The B vitamins can generally be found in vegetable, animal, or whole-grain food sources. If supplementation is required, Liposomal Vitamin B Complex from the Let’s Talk Health inventory of dietary supplements is a great source for B vitamins, in a most usable liquid form for quick absorption. Here’s a helpful infographic below to help you visualize the importance of the B complex.
Vitamin B1 Thiamine
Thiamine is known to aid appetite regulation and boost energy. Deficiency can cause diseases of the nervous system and dementia. B1 is found in whole-grain cereal products, particularly oatmeal and brown rice, asparagus, cauliflower, oranges, eggs, pork, and liver.
Vitamin B2 Riboflavin
Riboflavin assists in the body’s metabolism, converting calories to energy. It also aids in the production of red blood cells, and promotes healthy vision and skin. Good sources for B2 are green leafy vegetables and legumes, milk and cheese, mushrooms, almonds, liver, and kidneys.

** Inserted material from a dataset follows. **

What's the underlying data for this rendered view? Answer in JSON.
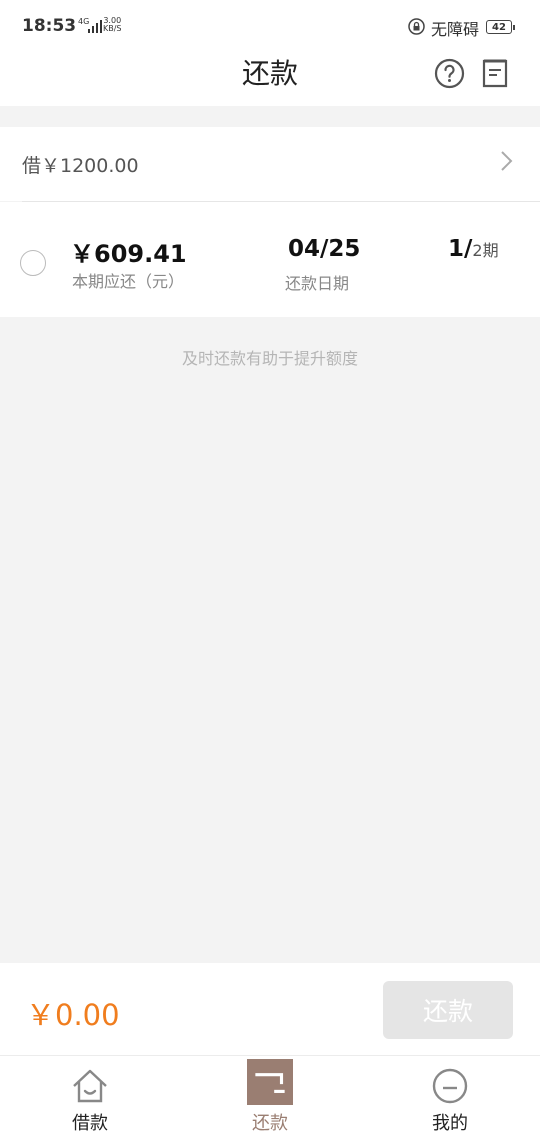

Vitamin B3 Niacin
Niacin is necessary for healthy skin and muscle tissue. It also promotes overall energy, mental acuteness, appetite, and digestion. Correcting deficiencies can help treat dermatitis, mouth or skin lesions, sleep disorders, fatigue and anemia, nausea, and headaches. The most common major sources are animal products, although good sources also include whole-grain products, legumes, and peanut butter.
Vitamin B5 Pantothenic Acid
Pantothenic acid aids in food metabolization and nervous system regulation. It is also beneficial to skin health, with deficiency sometimes resulting in outbreaks of acne. The primary source of B5 in our diet is from meat products, but it is also in high concentration in unprocessed whole grains, avocados, and broccoli.
Vitamin B6 Piridoxin HCL
Vitamin B6 assists in the body’s creation of the vital hormone, Serotonin. Deficiency can result in depression, anemia, high blood pressure, dermatitis, and water retention. Good food sources include chickpeas and meat products such as beef liver, salmon, tuna, and chicken breast. It can also be found in usable levels in potatoes, bananas, turkey, fortified breakfast cereals, and marinara sauce.
Vitamin B12 Methylcobalamin
B12 helps with cognitive deficits and emotional stability, promotes overall energy, and contributes to weight loss or control. Deficiency can lead to memory loss and other mental conditions. The sources highest in natural B12 are beef liver and clams. It is also found in meats in general, fish, poultry, and dairy products. Usable levels are available in fortified breakfast cereals.
This Folate appears to slow the advance of mental problems associated with aging, and helps to normalize gestation during pregnancy. It has also been linked with heart health, energy, and regulating body growth rates. Other alleged benefits include activating or energizing sexual response. Folic acid sources include dark green leafy vegetables, especially Brussels sprouts and asparagus. It is also found in oranges, nuts, peas, beans, and whole-grain products.